The Pit exemplifies Elder’s greatness

Construction on the Pit was done by faculty and students as they erected permanent stands out of concrete in the 1940s and 50s.

from Elder archives

Construction on the Pit was done by faculty and students as they erected permanent stands out of concrete in the 1940s and 50s.

Every other Friday night in the fall season, the Elder community always flocks to one spot. One location that has been so crucial to the history of Elder, yet it is constantly forgotten how it came to be in the first place. The Pit has existed since most of us have been alive, so we hadn’t even given it a second thought.

It begins in the spring of 1922. A St. Lawrence preacher began spreading the word of a brand-new high school that was being constructed and nearly finished in the center of Price Hill.

Designed by the firm Kunz and Beck, the iconic front entrance of Elder shares many similarities with other Kunz and Beck projects such as the old St. Teresa church, Holy Family, St. Boniface, and St. Pius.

One half of the firm, William Beck, also happens to be my great-great grandfather, which gave me the ability to look back into family records and Elder records to find out more about my past relative and his various pieces of work. Featured below is St. Boniface in Northside.

Interior of St. Boniface Church in Northside; also designed by my great-great grandfather’s architectural firm. (from the internet)

Some 7.5 acres were purchased for the new education facility, including space for the main building plus an athletic building and a field right in front of the main doors. A year after the school’s opening, $15,000 was donated by the Knights of Columbus to construct a field in front of the school. This equates to over $235,000 in today’s money, showing that the Knights truly believed in what Elder was building and banked on their success. In the beginning, there was little to no grass on the field, due to it being used by baseball and football. However, football quickly began to gain popularity among the students as well as the community. This grew into the demand for a real stadium, but the school was limited. They could only add-on to what was already there, hence creating the infamously short distance between the sidelines and the seats.

Several years passed, as the Pit grew infested with weeds and rocks, with only a few wooden bleachers to stand on the east hill. A breaking point was reached in 1938, and the students volunteered to give up their lunch to build the new stadium. Construction halted for WWII but boomed afterwards. Several enhancements were made such as the addition of lights, a proper water draining system, and even the locker rooms under the Pit.

The home advantage was no joke, as the proximity to the field had a serious impact on every game played at the Pit. For the next twenty years, Elder football boasted a winning percentage of over 70% at home. However, the Pit is not only home to football.
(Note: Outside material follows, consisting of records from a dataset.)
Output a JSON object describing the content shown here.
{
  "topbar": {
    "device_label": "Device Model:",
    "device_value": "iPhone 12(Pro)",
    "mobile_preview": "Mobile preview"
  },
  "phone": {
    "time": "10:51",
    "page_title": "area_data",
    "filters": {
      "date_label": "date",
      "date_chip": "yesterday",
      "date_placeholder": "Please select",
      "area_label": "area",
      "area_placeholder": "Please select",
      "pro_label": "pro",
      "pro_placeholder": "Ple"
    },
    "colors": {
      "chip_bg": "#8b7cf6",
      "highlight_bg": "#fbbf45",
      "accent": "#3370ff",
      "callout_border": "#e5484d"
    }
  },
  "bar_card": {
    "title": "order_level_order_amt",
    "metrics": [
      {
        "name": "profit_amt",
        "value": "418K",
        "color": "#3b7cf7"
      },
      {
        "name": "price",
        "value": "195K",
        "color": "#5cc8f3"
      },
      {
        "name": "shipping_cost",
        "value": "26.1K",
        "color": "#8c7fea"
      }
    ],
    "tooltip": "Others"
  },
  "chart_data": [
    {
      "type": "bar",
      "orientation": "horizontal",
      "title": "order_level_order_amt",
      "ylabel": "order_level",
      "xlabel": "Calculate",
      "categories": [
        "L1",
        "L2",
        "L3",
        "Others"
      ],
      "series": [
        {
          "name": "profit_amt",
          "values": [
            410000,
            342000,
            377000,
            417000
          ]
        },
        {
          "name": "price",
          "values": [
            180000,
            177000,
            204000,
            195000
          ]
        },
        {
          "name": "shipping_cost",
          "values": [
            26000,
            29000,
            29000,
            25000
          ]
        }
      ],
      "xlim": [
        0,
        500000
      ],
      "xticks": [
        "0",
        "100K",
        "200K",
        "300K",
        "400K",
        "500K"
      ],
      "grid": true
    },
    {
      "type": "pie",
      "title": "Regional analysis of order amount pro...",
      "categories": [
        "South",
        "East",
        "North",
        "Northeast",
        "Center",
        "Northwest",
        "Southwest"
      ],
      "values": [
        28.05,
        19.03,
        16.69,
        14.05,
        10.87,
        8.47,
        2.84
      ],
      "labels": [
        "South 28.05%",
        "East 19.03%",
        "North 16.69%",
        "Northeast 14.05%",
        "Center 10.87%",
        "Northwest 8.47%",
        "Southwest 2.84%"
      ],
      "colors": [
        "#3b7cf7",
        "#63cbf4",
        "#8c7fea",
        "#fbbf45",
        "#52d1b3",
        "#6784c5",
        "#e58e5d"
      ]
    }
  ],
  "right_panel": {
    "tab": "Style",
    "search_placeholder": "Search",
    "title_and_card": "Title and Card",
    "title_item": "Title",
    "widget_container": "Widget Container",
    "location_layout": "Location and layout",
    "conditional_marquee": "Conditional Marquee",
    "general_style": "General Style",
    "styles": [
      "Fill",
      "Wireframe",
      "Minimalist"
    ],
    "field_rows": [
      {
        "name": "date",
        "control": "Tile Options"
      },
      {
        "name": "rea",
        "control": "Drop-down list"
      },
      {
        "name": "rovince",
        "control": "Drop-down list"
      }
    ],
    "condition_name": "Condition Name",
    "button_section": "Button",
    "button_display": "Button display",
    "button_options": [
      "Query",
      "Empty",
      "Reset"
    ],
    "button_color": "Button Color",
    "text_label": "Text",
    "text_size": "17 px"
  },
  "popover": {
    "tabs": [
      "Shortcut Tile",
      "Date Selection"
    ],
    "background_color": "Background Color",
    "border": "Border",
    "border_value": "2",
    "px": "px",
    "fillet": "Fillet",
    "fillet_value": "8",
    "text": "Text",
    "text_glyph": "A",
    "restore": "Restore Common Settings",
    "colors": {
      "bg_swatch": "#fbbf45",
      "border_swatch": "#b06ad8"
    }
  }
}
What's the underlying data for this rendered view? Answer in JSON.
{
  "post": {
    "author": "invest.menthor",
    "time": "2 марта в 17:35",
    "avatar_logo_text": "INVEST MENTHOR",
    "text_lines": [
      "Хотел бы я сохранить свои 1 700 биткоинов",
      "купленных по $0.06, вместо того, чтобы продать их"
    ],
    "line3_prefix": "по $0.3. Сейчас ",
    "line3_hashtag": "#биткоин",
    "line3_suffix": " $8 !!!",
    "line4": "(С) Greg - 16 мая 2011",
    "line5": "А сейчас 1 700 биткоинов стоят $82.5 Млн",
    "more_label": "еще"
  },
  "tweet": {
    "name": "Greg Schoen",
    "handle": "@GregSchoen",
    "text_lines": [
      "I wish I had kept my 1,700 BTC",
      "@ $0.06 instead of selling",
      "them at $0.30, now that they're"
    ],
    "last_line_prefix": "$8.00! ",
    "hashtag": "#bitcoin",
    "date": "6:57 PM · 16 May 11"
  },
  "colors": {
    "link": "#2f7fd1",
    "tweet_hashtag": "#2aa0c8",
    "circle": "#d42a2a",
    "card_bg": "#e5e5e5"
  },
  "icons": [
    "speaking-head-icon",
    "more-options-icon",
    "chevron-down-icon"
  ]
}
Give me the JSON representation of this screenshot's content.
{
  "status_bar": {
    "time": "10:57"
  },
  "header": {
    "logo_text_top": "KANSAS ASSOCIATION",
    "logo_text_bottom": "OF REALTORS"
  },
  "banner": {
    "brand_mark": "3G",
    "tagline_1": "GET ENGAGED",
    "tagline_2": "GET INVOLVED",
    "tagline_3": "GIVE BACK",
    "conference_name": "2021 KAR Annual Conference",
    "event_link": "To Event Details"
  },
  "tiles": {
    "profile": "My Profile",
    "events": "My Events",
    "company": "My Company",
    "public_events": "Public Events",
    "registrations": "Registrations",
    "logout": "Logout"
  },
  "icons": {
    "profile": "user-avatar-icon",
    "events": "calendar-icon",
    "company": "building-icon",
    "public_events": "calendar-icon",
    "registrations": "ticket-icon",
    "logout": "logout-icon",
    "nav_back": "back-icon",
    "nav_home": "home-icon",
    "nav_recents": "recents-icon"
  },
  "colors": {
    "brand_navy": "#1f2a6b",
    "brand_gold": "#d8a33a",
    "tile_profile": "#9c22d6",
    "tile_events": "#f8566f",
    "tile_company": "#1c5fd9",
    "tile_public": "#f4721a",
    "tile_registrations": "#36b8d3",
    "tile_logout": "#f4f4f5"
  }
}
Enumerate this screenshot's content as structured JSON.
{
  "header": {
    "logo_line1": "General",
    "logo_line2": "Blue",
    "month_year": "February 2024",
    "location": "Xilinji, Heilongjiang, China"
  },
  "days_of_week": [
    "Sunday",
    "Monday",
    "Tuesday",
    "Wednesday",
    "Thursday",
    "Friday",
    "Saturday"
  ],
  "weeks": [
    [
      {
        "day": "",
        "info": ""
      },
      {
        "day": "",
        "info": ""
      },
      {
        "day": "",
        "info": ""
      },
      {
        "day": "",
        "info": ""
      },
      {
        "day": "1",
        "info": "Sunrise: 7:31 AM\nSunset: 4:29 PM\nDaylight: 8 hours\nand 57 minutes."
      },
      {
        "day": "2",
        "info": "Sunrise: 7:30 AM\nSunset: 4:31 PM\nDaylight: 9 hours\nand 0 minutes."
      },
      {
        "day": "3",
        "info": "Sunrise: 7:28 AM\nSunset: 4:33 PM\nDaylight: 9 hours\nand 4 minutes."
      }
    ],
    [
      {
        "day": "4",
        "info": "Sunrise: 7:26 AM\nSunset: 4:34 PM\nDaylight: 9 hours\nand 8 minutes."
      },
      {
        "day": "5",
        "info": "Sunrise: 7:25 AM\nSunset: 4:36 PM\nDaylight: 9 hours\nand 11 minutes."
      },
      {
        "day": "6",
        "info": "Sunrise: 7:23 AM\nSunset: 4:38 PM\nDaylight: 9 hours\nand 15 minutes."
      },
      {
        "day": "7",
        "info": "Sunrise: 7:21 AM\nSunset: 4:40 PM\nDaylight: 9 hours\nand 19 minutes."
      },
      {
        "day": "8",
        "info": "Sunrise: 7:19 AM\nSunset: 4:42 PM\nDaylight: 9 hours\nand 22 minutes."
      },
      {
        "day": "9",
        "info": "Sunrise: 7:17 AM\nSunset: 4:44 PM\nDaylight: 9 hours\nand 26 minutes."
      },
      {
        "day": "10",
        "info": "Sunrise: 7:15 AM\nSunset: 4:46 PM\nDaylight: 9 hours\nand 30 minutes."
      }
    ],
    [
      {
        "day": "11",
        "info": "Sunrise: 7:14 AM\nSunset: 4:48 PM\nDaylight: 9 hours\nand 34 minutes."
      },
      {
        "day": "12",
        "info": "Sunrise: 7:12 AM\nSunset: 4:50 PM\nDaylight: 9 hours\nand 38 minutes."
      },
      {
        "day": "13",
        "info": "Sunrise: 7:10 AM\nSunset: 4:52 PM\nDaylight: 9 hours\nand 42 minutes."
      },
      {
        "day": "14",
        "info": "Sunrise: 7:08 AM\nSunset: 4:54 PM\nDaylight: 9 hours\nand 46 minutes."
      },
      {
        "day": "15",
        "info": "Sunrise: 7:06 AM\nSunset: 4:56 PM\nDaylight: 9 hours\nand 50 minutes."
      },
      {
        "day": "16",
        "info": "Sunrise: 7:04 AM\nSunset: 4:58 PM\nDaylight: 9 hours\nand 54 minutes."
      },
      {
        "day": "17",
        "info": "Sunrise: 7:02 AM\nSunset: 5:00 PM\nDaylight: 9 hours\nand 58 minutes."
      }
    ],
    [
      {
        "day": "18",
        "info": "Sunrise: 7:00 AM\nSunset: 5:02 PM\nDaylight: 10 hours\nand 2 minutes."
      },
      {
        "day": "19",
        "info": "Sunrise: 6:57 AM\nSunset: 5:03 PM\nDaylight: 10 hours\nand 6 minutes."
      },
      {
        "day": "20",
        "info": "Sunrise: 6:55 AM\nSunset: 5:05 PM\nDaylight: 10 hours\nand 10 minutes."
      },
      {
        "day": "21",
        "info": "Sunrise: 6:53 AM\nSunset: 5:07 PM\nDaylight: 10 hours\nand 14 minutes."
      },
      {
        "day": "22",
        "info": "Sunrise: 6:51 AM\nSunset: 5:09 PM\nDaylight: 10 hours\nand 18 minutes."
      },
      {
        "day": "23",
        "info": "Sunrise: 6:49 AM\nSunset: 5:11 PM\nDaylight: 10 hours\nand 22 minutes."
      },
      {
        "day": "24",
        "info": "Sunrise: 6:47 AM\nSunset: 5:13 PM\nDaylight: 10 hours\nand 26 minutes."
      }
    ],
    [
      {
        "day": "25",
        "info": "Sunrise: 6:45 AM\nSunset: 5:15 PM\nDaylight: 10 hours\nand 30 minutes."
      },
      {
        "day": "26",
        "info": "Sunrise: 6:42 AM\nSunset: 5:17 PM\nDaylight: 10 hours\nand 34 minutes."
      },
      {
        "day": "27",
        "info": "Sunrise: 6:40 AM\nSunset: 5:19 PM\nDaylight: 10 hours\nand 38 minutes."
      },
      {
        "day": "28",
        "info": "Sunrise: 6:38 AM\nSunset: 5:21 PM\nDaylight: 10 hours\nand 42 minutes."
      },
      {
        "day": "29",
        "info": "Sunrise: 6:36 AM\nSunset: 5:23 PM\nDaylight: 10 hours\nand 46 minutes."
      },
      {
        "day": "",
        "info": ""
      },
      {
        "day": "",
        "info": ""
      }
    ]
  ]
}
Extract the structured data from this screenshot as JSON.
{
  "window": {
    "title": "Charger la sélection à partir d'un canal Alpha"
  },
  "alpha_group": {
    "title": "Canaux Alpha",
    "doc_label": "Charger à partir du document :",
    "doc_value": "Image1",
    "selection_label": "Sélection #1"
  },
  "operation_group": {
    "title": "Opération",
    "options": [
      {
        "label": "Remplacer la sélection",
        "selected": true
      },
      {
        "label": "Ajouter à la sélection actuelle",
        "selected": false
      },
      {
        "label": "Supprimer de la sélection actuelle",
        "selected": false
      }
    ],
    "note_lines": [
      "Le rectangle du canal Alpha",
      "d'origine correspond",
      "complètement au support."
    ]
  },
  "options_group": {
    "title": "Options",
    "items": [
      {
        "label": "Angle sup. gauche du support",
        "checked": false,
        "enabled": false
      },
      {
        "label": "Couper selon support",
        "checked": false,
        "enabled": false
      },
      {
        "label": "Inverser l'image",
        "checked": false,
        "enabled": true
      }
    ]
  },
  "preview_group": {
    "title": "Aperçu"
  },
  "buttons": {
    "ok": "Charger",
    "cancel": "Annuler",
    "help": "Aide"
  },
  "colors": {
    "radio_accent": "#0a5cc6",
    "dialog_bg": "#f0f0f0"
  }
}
Elder lacrosse calls the Pit home as well, with track sharing it too until the construction of the Panther Athletic Complex that now houses tennis, track, and baseball.

The Pit has seen its fair share of other activities as well, with grade school playoffs, the annual “Party in the Pit”, and the Darius Rucker concert on September 30th, 2021. The Darius Rucker concert is a first for stadiums across the country, as a concert of this level has never been held at a high school football stadium before. This event will surely go down in history as one of the most important and impactful in Elder’s long and storied history.

Ask any Cincinnati native or anyone who’s played for or against Elder at the Pit and they’ll tell you that it’s different. The atmosphere is unique to anywhere in the country, and it’s been nationally acclaimed several times. Even at away games, I hear from opposing fans, players, and coaches about the Pit. They’re almost always thankful that they’re far, far far away from Vincent and Regina. Ranked consistently as one of the best high school football stadiums, the Pit’s energy cannot be matched anywhere else. Maybe it’s the student section screaming their vocal cords out every Friday night or maybe it’s the fans and alumni who never fail to be seen in the stands. Nobody truly knows what makes the Pit the way it is, but it is truly a sight to behold.

It’s always been there. Waiting for the next class of division 1 athletes and state champions. The Pit has seen every era, student, and graduate of Elder, and I wish that I could get the chance to know the countless stories it could tell.

I pulled most of this data from the old archives website that was unfortunately deleted at the hands of hackers. However, the Wayback Machine helped me revive these files, and I hope to one day restore the website to its former glory so that future students can use the data just as I did. Stay tuned.

Some awesome force could wipe out those buildings from the corner of Vincent and Regina and Elder would still be Elder because of the people.” – Father Strittmatter